HELD: Appeal allowed. The Board's reasons for its ruling failed to adequately canvass the test for application of the equitable principle, and failed to state why it limited its consideration to two other similar grocery stores in the area. In respect of comparable properties, a single point of similarity, such as use, was not necessarily determinative. The application of the equitable principle resulted in assessed values below 30 per cent of current values, and significantly below the current value of the comparable properties. The lack of discernable analysis of the core issue or explanation for use of the sole comparator of grocery stores given the unique nature of the respondent's property meant that the decision lacked justification and was therefore unreasonable. The Board's decision, as it related to the application of the equitable principle, was set aside and remitted for redetermination.
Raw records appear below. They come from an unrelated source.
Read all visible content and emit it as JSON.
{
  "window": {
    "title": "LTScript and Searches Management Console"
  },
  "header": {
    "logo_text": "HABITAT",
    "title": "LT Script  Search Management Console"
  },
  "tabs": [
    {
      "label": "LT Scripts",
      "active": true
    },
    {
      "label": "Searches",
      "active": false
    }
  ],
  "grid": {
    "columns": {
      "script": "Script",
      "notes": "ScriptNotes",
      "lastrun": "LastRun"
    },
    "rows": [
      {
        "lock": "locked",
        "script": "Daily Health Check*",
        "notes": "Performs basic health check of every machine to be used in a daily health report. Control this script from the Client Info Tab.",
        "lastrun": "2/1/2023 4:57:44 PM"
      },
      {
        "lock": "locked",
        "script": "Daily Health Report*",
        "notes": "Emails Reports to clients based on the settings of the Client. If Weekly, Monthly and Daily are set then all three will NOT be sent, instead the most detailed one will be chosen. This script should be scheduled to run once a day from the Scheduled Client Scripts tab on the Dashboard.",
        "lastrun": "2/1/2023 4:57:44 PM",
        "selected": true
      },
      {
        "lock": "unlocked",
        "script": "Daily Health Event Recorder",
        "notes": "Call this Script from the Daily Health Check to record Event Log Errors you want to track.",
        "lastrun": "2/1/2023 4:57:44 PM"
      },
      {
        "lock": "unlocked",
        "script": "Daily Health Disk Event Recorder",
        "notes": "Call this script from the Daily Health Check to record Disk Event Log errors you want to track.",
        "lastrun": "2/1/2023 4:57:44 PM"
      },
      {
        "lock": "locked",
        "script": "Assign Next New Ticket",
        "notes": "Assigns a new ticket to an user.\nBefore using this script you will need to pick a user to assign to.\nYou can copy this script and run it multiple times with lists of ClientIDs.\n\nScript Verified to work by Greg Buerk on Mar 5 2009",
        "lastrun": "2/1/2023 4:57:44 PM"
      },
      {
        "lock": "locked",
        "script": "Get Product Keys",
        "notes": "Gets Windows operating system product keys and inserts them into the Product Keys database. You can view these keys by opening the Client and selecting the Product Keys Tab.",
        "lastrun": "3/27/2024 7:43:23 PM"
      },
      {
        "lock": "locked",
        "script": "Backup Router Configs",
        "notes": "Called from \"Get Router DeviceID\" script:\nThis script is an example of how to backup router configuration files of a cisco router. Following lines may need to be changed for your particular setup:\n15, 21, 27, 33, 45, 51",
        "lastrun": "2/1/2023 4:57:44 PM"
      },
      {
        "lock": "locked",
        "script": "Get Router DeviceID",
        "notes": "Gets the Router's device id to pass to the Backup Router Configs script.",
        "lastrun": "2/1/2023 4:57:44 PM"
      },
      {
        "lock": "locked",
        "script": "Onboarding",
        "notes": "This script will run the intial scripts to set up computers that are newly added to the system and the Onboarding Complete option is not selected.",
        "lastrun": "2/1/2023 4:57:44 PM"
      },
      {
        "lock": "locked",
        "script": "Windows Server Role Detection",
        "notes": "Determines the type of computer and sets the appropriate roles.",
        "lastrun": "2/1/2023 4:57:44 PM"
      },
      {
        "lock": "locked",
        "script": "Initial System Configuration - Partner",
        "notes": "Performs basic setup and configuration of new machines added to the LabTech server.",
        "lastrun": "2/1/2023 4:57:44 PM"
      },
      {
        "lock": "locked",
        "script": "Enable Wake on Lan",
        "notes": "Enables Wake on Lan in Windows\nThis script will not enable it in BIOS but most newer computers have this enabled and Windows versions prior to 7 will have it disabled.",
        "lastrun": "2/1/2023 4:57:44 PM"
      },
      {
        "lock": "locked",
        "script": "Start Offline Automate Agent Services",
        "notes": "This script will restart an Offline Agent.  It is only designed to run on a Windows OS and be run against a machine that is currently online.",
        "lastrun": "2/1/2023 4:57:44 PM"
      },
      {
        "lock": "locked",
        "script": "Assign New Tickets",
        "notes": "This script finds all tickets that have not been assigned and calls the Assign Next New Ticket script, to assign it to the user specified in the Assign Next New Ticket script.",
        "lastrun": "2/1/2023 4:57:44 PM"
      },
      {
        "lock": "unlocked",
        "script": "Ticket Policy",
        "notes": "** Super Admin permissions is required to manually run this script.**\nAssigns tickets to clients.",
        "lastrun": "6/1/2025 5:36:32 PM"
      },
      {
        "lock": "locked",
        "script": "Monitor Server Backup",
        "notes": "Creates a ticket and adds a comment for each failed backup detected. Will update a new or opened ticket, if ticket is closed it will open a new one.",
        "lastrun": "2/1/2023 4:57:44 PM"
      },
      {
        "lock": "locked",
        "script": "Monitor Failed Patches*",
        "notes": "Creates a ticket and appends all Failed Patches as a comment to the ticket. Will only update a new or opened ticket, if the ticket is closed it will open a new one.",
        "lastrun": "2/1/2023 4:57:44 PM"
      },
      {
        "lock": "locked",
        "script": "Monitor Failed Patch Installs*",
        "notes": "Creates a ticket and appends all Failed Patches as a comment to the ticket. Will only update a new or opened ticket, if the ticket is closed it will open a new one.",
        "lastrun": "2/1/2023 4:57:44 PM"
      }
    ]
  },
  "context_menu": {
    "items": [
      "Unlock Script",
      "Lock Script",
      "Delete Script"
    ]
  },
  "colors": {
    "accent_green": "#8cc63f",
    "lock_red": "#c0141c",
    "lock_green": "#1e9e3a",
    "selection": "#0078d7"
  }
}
Municipal Property Assessment Corp. v. Loblaw Properties Ltd., [2017] O.J. No. 1010, Ontario Superior Court of Justice - Divisional Court, G.B. Morawetz R.S.J., I.V.B. Nordheimer and G.M. Mulligan JJ., March 1, 2017. Digest No. TLD-Apr172017008